Count how many lines below include the string "Meds", and give that number without anything else.

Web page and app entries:
┌──

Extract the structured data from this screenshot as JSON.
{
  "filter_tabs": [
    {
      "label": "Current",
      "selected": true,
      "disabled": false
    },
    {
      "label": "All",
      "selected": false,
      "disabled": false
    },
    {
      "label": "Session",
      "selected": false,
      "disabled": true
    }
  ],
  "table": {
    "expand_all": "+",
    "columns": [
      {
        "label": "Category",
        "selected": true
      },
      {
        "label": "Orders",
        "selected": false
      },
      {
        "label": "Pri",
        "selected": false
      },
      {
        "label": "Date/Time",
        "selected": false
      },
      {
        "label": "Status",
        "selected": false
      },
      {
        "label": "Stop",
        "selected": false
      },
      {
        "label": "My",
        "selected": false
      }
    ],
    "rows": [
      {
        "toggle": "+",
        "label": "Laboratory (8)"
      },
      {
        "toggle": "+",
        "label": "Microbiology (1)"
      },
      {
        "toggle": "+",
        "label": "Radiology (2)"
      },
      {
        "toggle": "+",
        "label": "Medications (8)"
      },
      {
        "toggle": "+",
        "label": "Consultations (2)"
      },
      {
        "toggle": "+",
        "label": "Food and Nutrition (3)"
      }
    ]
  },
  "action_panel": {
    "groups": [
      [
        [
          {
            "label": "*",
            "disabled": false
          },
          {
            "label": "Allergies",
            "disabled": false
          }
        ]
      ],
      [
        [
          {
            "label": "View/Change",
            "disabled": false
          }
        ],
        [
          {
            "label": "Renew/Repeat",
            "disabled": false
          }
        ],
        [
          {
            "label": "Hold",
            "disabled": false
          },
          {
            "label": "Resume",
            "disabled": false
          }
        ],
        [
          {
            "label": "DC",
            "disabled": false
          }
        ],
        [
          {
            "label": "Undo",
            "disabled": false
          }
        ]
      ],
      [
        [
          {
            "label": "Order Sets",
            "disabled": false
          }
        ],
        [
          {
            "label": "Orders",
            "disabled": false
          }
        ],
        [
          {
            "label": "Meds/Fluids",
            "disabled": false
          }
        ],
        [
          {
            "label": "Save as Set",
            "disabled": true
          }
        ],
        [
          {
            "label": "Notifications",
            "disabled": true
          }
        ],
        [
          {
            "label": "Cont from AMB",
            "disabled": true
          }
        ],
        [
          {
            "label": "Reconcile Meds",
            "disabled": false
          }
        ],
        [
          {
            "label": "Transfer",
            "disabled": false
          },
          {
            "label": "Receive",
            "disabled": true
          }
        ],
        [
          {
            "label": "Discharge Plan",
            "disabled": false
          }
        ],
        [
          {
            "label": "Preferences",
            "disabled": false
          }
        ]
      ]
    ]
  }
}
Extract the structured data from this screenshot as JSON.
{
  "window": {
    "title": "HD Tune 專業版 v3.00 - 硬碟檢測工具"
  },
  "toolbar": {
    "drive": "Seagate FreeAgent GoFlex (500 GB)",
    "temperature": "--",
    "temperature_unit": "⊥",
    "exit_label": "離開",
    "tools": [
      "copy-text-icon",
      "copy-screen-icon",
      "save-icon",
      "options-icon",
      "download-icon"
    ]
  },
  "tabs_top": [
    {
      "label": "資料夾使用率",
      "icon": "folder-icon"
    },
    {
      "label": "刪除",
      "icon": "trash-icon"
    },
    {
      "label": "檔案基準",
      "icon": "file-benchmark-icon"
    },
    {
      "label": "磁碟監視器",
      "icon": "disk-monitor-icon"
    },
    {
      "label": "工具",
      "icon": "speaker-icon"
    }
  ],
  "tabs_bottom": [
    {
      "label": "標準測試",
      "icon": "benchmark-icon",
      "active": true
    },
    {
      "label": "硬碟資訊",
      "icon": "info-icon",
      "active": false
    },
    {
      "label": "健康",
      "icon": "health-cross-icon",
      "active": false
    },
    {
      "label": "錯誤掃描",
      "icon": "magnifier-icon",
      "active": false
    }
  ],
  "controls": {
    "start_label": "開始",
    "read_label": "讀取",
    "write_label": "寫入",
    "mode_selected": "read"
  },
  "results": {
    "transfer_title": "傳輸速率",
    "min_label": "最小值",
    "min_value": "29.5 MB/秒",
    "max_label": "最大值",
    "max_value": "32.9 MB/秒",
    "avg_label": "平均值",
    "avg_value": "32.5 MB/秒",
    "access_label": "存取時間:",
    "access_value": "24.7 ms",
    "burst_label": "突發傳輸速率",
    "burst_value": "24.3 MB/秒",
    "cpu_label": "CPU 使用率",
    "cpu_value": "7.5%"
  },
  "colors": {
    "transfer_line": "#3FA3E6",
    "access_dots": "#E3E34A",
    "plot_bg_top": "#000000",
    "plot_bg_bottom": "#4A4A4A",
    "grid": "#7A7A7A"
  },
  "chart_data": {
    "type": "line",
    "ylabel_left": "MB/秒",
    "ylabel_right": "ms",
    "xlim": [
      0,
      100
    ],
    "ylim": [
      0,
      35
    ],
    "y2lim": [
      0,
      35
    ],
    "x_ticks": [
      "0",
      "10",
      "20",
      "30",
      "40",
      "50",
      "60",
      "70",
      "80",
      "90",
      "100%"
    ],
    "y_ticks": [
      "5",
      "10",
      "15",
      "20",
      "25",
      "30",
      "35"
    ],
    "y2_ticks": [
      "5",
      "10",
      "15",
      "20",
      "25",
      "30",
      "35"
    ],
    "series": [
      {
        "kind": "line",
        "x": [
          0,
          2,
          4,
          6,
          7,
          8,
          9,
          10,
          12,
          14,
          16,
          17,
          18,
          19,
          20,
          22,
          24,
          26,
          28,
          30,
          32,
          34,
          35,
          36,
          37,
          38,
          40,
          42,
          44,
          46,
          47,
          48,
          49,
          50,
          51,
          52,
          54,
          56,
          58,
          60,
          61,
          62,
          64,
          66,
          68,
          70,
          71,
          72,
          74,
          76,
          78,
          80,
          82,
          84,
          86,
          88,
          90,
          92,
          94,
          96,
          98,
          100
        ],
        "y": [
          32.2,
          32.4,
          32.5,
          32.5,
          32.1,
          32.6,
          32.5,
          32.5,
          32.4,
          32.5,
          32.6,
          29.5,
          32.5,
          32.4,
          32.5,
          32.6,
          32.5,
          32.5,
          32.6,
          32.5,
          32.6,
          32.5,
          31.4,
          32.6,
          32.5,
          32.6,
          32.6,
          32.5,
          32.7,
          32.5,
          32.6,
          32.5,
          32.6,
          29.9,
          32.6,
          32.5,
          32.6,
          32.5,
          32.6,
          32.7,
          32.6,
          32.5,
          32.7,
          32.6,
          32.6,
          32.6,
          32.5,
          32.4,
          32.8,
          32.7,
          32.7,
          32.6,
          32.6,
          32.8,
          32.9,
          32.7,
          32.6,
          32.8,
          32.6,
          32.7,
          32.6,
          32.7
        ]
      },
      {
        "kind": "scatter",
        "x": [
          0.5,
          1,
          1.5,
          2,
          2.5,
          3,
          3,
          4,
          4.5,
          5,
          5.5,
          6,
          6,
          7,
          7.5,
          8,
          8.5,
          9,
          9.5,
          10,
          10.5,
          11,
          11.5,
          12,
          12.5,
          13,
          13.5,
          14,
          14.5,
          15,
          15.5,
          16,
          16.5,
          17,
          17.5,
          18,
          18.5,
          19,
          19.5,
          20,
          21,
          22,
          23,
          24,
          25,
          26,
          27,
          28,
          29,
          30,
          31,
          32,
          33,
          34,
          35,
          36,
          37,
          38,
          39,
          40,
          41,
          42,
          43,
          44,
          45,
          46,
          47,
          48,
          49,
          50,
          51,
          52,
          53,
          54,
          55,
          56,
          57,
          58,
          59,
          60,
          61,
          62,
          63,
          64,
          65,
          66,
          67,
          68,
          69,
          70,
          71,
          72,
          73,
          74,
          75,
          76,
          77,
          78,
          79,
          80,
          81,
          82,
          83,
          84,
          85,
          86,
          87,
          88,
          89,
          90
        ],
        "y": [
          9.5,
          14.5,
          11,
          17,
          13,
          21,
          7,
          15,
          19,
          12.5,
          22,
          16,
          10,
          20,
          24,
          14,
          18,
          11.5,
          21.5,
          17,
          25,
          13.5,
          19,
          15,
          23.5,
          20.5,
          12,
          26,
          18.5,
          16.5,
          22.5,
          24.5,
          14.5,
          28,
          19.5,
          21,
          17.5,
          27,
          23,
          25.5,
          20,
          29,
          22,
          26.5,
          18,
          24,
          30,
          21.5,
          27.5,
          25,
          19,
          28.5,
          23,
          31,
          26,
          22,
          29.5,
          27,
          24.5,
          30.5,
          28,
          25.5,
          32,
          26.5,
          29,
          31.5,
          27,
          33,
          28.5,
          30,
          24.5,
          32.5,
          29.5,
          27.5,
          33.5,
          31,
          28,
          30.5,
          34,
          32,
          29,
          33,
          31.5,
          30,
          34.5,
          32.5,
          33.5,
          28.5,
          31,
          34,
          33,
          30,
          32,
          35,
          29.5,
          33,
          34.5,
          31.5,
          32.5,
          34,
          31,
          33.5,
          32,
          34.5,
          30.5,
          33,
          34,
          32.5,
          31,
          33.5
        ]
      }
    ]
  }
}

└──

SOLUTION TO THE EXERCISE: 2